*Directions for this task*. Please copy out every line in the entries that includes the word "values".

*Input material*.
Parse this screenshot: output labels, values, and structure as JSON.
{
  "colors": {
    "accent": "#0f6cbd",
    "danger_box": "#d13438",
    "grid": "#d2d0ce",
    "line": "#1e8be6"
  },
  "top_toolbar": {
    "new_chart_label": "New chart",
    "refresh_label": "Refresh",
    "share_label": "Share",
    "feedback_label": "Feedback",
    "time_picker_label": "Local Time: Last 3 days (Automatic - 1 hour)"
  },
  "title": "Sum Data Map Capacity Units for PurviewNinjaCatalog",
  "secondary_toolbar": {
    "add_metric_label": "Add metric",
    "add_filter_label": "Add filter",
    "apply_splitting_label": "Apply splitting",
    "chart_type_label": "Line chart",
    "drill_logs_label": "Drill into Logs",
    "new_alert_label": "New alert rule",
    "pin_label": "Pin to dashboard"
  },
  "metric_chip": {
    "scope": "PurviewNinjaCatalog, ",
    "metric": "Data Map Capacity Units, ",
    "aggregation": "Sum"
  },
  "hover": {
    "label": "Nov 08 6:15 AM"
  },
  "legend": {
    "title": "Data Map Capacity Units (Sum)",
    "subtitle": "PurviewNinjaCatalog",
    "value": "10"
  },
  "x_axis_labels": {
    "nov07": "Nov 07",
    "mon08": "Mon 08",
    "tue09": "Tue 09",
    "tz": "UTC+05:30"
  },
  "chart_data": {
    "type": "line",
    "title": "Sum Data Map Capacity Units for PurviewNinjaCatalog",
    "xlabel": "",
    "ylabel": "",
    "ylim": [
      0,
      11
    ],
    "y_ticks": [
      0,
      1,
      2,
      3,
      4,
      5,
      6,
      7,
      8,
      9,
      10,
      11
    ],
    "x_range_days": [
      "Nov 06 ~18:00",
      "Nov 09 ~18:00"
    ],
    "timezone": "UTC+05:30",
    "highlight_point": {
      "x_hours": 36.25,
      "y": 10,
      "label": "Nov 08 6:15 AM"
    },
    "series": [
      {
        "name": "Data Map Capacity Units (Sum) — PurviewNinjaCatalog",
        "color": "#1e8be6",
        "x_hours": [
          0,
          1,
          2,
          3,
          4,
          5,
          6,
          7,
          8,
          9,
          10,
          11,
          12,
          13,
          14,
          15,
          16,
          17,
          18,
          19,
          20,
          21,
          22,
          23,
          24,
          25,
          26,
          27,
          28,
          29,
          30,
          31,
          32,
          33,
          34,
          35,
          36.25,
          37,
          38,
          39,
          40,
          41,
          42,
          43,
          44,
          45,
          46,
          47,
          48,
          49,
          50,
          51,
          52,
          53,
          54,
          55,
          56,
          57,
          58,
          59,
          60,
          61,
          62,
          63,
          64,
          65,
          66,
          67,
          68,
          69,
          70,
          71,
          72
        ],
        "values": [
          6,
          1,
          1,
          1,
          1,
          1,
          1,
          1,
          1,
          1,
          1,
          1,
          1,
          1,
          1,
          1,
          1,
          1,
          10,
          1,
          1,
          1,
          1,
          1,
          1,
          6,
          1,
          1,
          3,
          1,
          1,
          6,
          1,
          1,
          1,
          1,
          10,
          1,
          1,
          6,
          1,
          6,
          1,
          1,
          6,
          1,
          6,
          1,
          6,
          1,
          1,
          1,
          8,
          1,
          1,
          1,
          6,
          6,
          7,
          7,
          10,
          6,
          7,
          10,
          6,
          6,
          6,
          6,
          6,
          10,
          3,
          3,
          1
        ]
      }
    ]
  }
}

*Solution*.
Parse this screenshot: output labels, values, and structure as JSON.
        "values": [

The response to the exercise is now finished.